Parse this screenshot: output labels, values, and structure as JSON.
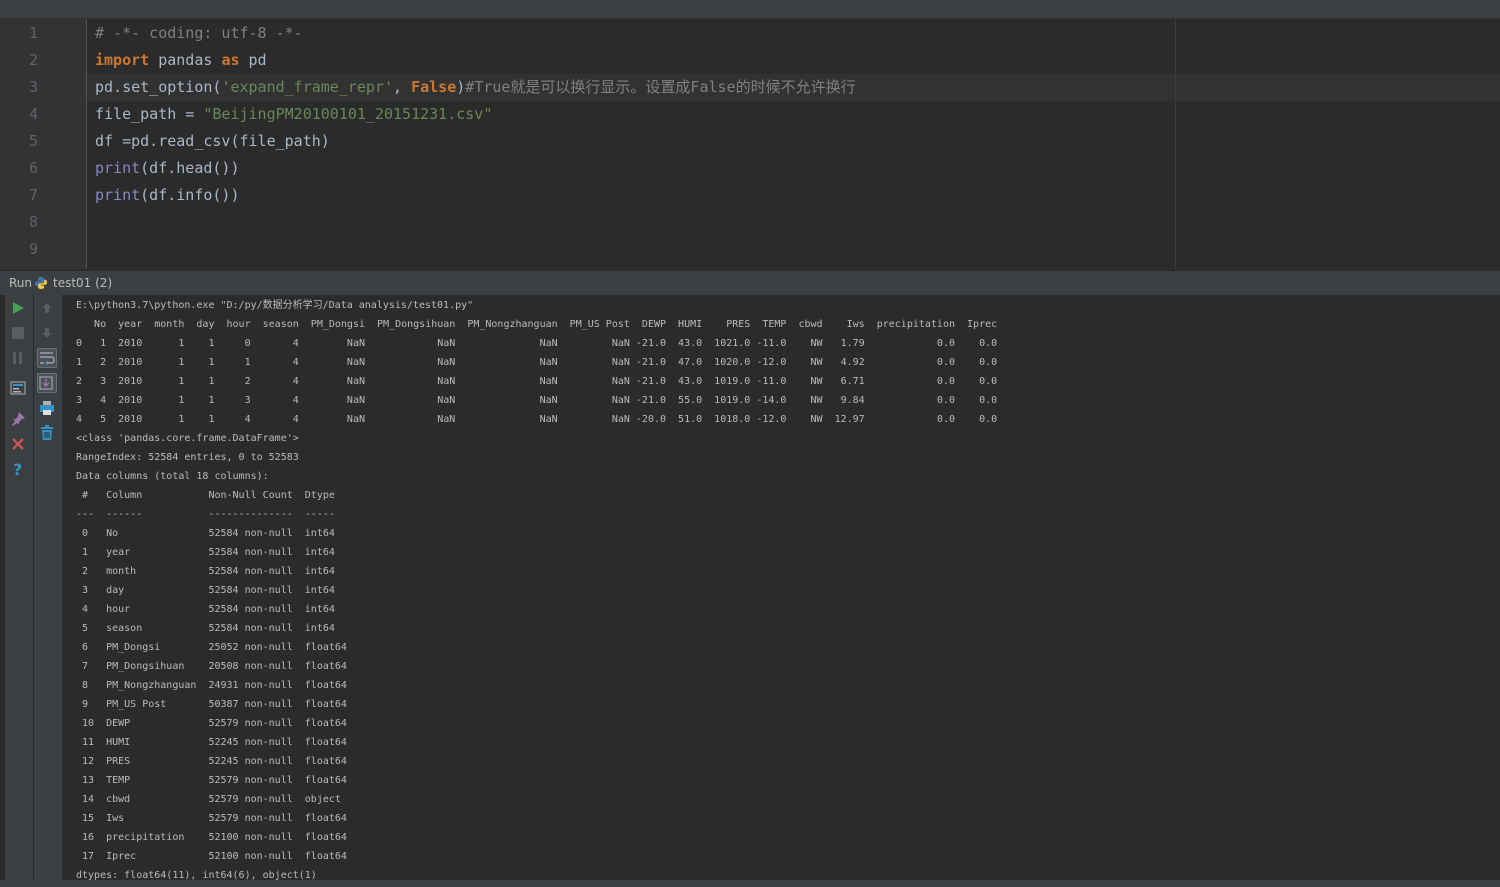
{
  "editor": {
    "line_numbers": [
      "1",
      "2",
      "3",
      "4",
      "5",
      "6",
      "7",
      "8",
      "9"
    ],
    "lines": [
      [
        {
          "t": "# -*- coding: utf-8 -*-",
          "c": "cmt"
        }
      ],
      [
        {
          "t": "import",
          "c": "kw"
        },
        {
          "t": " pandas ",
          "c": ""
        },
        {
          "t": "as",
          "c": "kw"
        },
        {
          "t": " pd",
          "c": ""
        }
      ],
      [
        {
          "t": "pd.set_option(",
          "c": ""
        },
        {
          "t": "'expand_frame_repr'",
          "c": "str"
        },
        {
          "t": ", ",
          "c": ""
        },
        {
          "t": "False",
          "c": "kw"
        },
        {
          "t": ")",
          "c": ""
        },
        {
          "t": "#True就是可以换行显示。设置成False的时候不允许换行",
          "c": "cmt"
        }
      ],
      [
        {
          "t": "file_path = ",
          "c": ""
        },
        {
          "t": "\"BeijingPM20100101_20151231.csv\"",
          "c": "str"
        }
      ],
      [
        {
          "t": "df =pd.read_csv(file_path)",
          "c": ""
        }
      ],
      [
        {
          "t": "print",
          "c": "fn"
        },
        {
          "t": "(df.head())",
          "c": ""
        }
      ],
      [
        {
          "t": "print",
          "c": "fn"
        },
        {
          "t": "(df.info())",
          "c": ""
        }
      ],
      [],
      []
    ]
  },
  "run_panel": {
    "label": "Run",
    "tab_name": "test01 (2)"
  },
  "console": {
    "lines": [
      "E:\\python3.7\\python.exe \"D:/py/数据分析学习/Data analysis/test01.py\"",
      "   No  year  month  day  hour  season  PM_Dongsi  PM_Dongsihuan  PM_Nongzhanguan  PM_US Post  DEWP  HUMI    PRES  TEMP  cbwd    Iws  precipitation  Iprec",
      "0   1  2010      1    1     0       4        NaN            NaN              NaN         NaN -21.0  43.0  1021.0 -11.0    NW   1.79            0.0    0.0",
      "1   2  2010      1    1     1       4        NaN            NaN              NaN         NaN -21.0  47.0  1020.0 -12.0    NW   4.92            0.0    0.0",
      "2   3  2010      1    1     2       4        NaN            NaN              NaN         NaN -21.0  43.0  1019.0 -11.0    NW   6.71            0.0    0.0",
      "3   4  2010      1    1     3       4        NaN            NaN              NaN         NaN -21.0  55.0  1019.0 -14.0    NW   9.84            0.0    0.0",
      "4   5  2010      1    1     4       4        NaN            NaN              NaN         NaN -20.0  51.0  1018.0 -12.0    NW  12.97            0.0    0.0",
      "<class 'pandas.core.frame.DataFrame'>",
      "RangeIndex: 52584 entries, 0 to 52583",
      "Data columns (total 18 columns):",
      " #   Column           Non-Null Count  Dtype  ",
      "---  ------           --------------  -----  ",
      " 0   No               52584 non-null  int64  ",
      " 1   year             52584 non-null  int64  ",
      " 2   month            52584 non-null  int64  ",
      " 3   day              52584 non-null  int64  ",
      " 4   hour             52584 non-null  int64  ",
      " 5   season           52584 non-null  int64  ",
      " 6   PM_Dongsi        25052 non-null  float64",
      " 7   PM_Dongsihuan    20508 non-null  float64",
      " 8   PM_Nongzhanguan  24931 non-null  float64",
      " 9   PM_US Post       50387 non-null  float64",
      " 10  DEWP             52579 non-null  float64",
      " 11  HUMI             52245 non-null  float64",
      " 12  PRES             52245 non-null  float64",
      " 13  TEMP             52579 non-null  float64",
      " 14  cbwd             52579 non-null  object ",
      " 15  Iws              52579 non-null  float64",
      " 16  precipitation    52100 non-null  float64",
      " 17  Iprec            52100 non-null  float64",
      "dtypes: float64(11), int64(6), object(1)"
    ]
  },
  "colors": {
    "run_green": "#499c54",
    "close_red": "#c75450",
    "help_blue": "#3592c4",
    "python_blue": "#3e7ab8",
    "python_yellow": "#f2c744"
  }
}
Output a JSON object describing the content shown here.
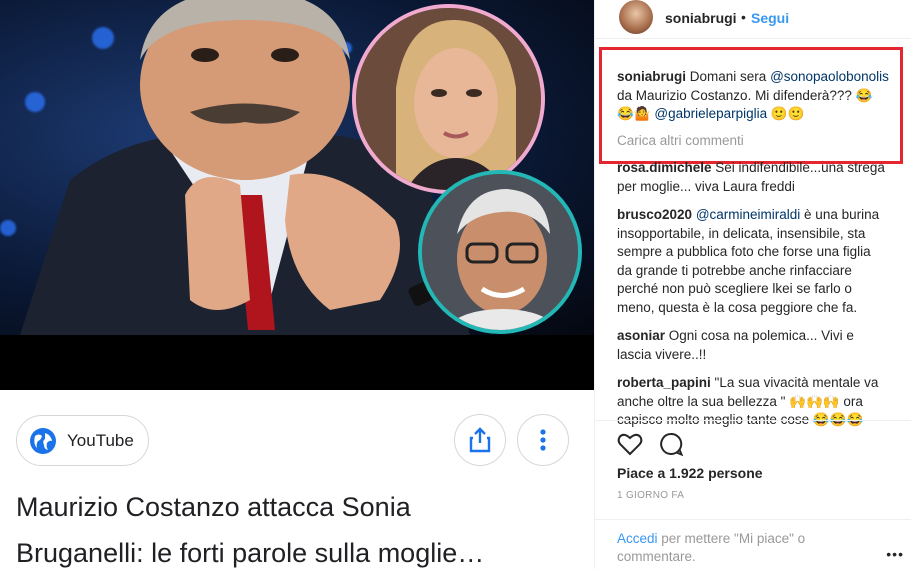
{
  "media": {
    "source_label": "YouTube",
    "headline_line1": "Maurizio Costanzo attacca Sonia",
    "headline_line2": "Bruganelli: le forti parole sulla moglie…"
  },
  "post": {
    "username": "soniabrugi",
    "separator": "•",
    "follow_label": "Segui",
    "caption": {
      "user": "soniabrugi",
      "text1": " Domani sera ",
      "mention1": "@sonopaolobonolis",
      "text2": " da Maurizio Costanzo. Mi difenderà??? 😂😂🤷 ",
      "mention2": "@gabrieleparpiglia",
      "text3": " 🙂🙂"
    },
    "load_more": "Carica altri commenti",
    "comments": [
      {
        "user": "rosa.dimichele",
        "text": " Sei indifendibile...una strega per moglie... viva Laura freddi"
      },
      {
        "user": "brusco2020",
        "mention": "@carmineimiraldi",
        "text": " è una burina insopportabile, in delicata, insensibile, sta sempre a pubblica foto che forse una figlia da grande ti potrebbe anche rinfacciare perché non può scegliere lkei se farlo o meno, questa è la cosa peggiore che fa."
      },
      {
        "user": "asoniar",
        "text": " Ogni cosa na polemica... Vivi e lascia vivere..!!"
      },
      {
        "user": "roberta_papini",
        "text": " \"La sua vivacità mentale va anche oltre la sua bellezza \" 🙌🙌🙌 ora capisco molto meglio tante cose 😂😂😂"
      }
    ],
    "likes_text": "Piace a 1.922 persone",
    "timestamp": "1 GIORNO FA",
    "add_comment": {
      "login_link": "Accedi",
      "rest": " per mettere \"Mi piace\" o commentare."
    },
    "more_dots": "•••"
  },
  "colors": {
    "link_blue": "#3897f0",
    "mention_blue": "#003569",
    "highlight_red": "#e5252f",
    "pink_ring": "#f0a9cf",
    "teal_ring": "#23b7b6"
  },
  "icons": [
    "globe-icon",
    "share-icon",
    "more-vert-icon",
    "heart-icon",
    "comment-icon"
  ]
}
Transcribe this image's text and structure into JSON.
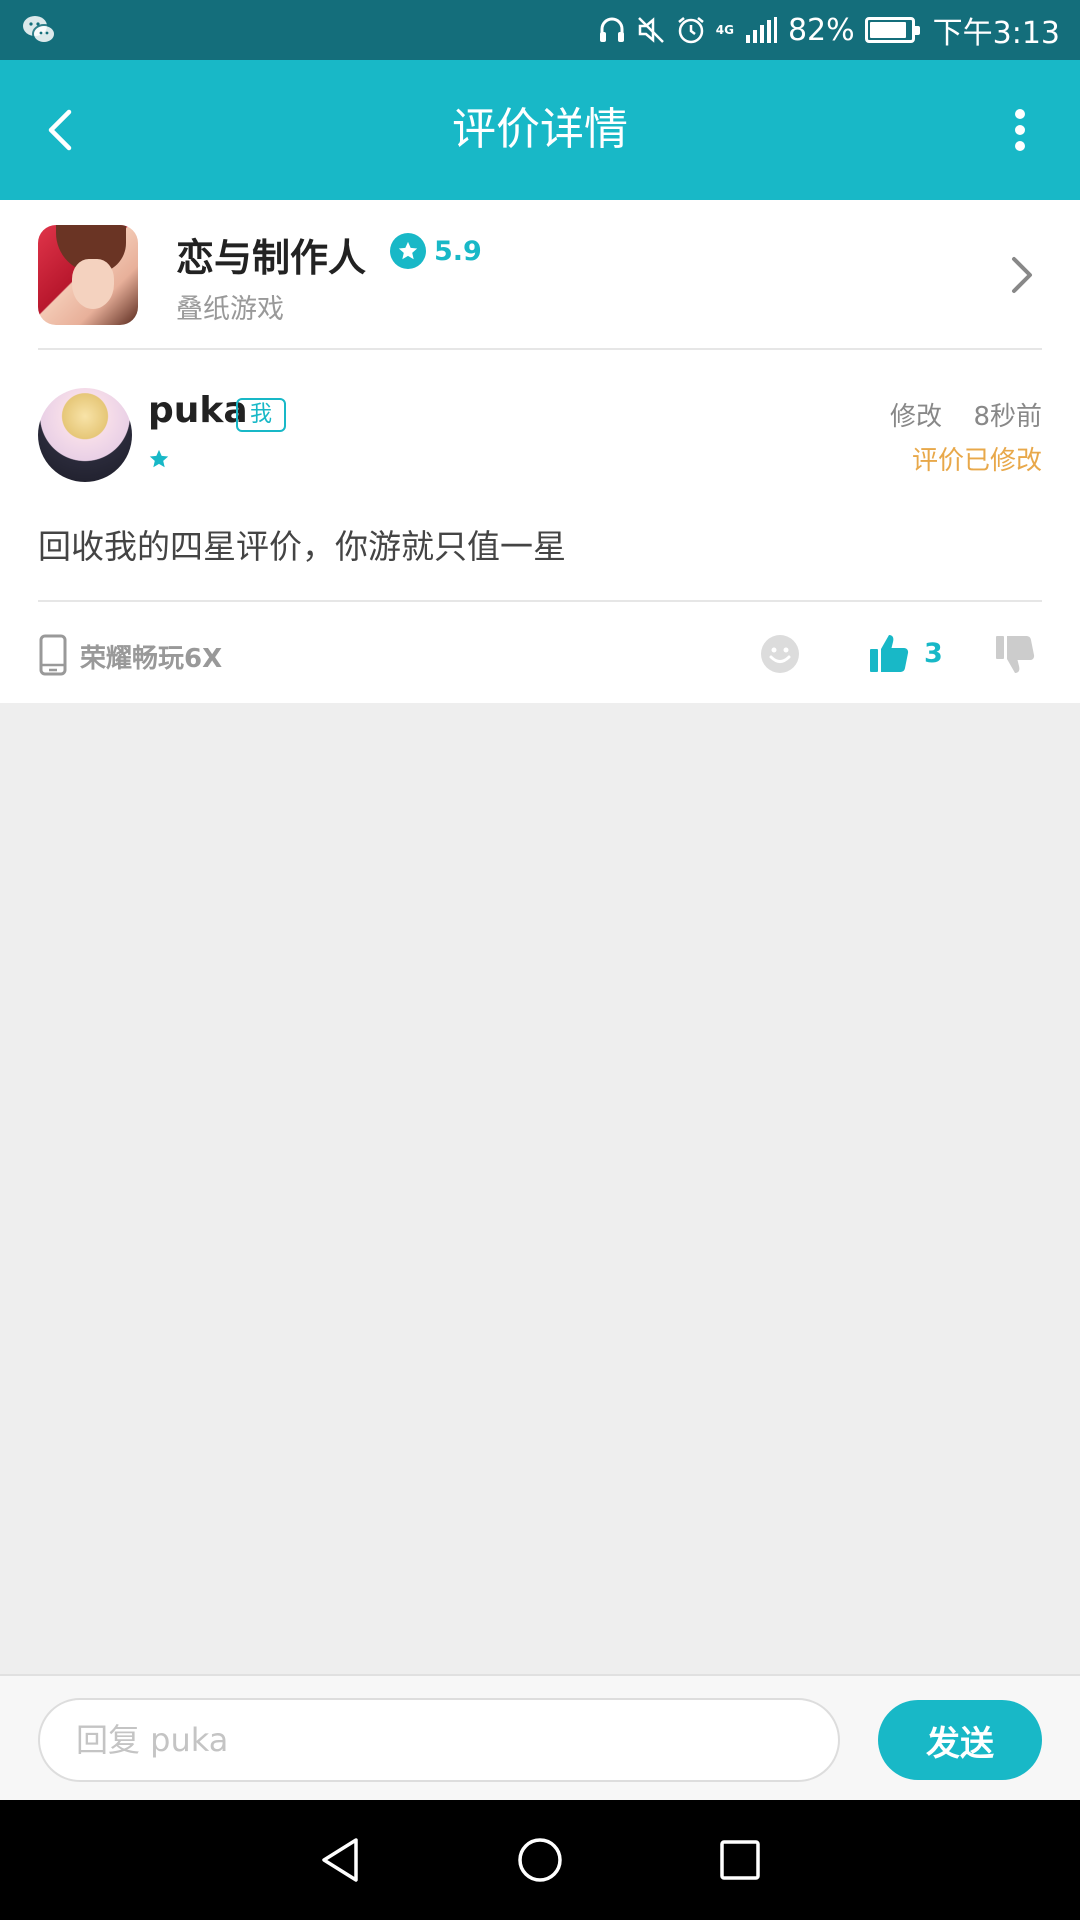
{
  "status_bar": {
    "battery_percent": "82%",
    "battery_level": 0.82,
    "time": "下午3:13",
    "network": "4G"
  },
  "app_bar": {
    "title": "评价详情"
  },
  "game": {
    "name": "恋与制作人",
    "rating": "5.9",
    "publisher": "叠纸游戏"
  },
  "review": {
    "username": "puka",
    "me_badge": "我",
    "star_count": 1,
    "edit_label": "修改",
    "time_ago": "8秒前",
    "edited_label": "评价已修改",
    "text": "回收我的四星评价，你游就只值一星",
    "device": "荣耀畅玩6X",
    "like_count": "3"
  },
  "reply": {
    "placeholder": "回复 puka",
    "send_label": "发送"
  },
  "colors": {
    "accent": "#18b8c7",
    "status_bar": "#146e7b",
    "edited": "#e8a84a"
  },
  "icons": [
    "wechat-icon",
    "headphones-icon",
    "mute-icon",
    "alarm-icon",
    "signal-icon",
    "battery-icon",
    "back-arrow-icon",
    "more-vert-icon",
    "star-icon",
    "chevron-right-icon",
    "phone-icon",
    "emoji-icon",
    "thumbs-up-icon",
    "thumbs-down-icon",
    "nav-back-icon",
    "nav-home-icon",
    "nav-recents-icon"
  ]
}
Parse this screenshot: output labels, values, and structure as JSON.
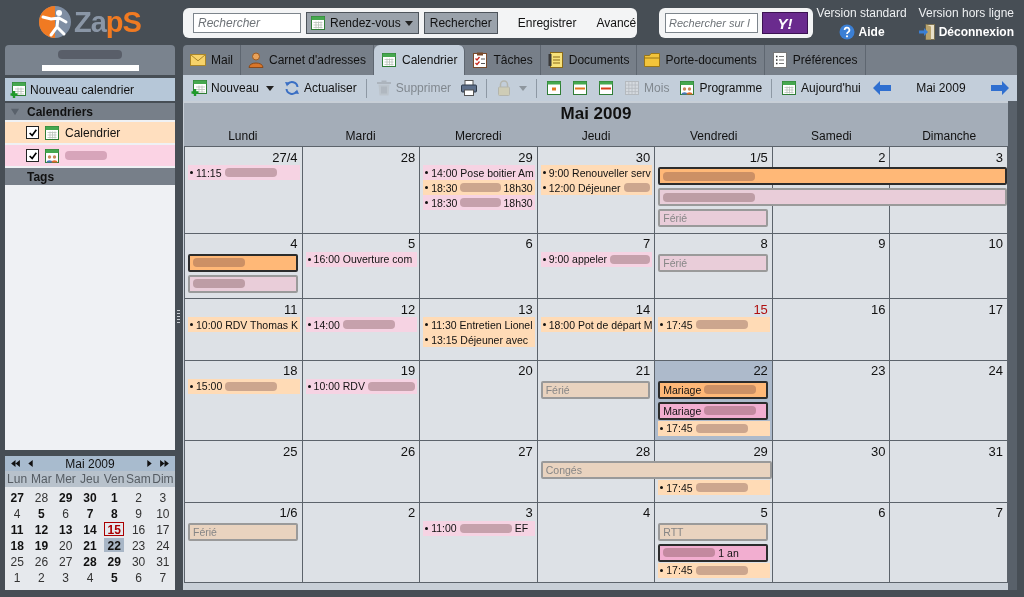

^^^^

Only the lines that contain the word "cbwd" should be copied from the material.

      "   No  year  month  day  hour  season  PM_Dongsi  PM_Dongsihuan  PM_Nongzhanguan  PM_US Post  DEWP  HUMI    PRES  TEMP  cbwd    Iws  precipitation  Iprec",
      " 14  cbwd             52579 non-null  object ",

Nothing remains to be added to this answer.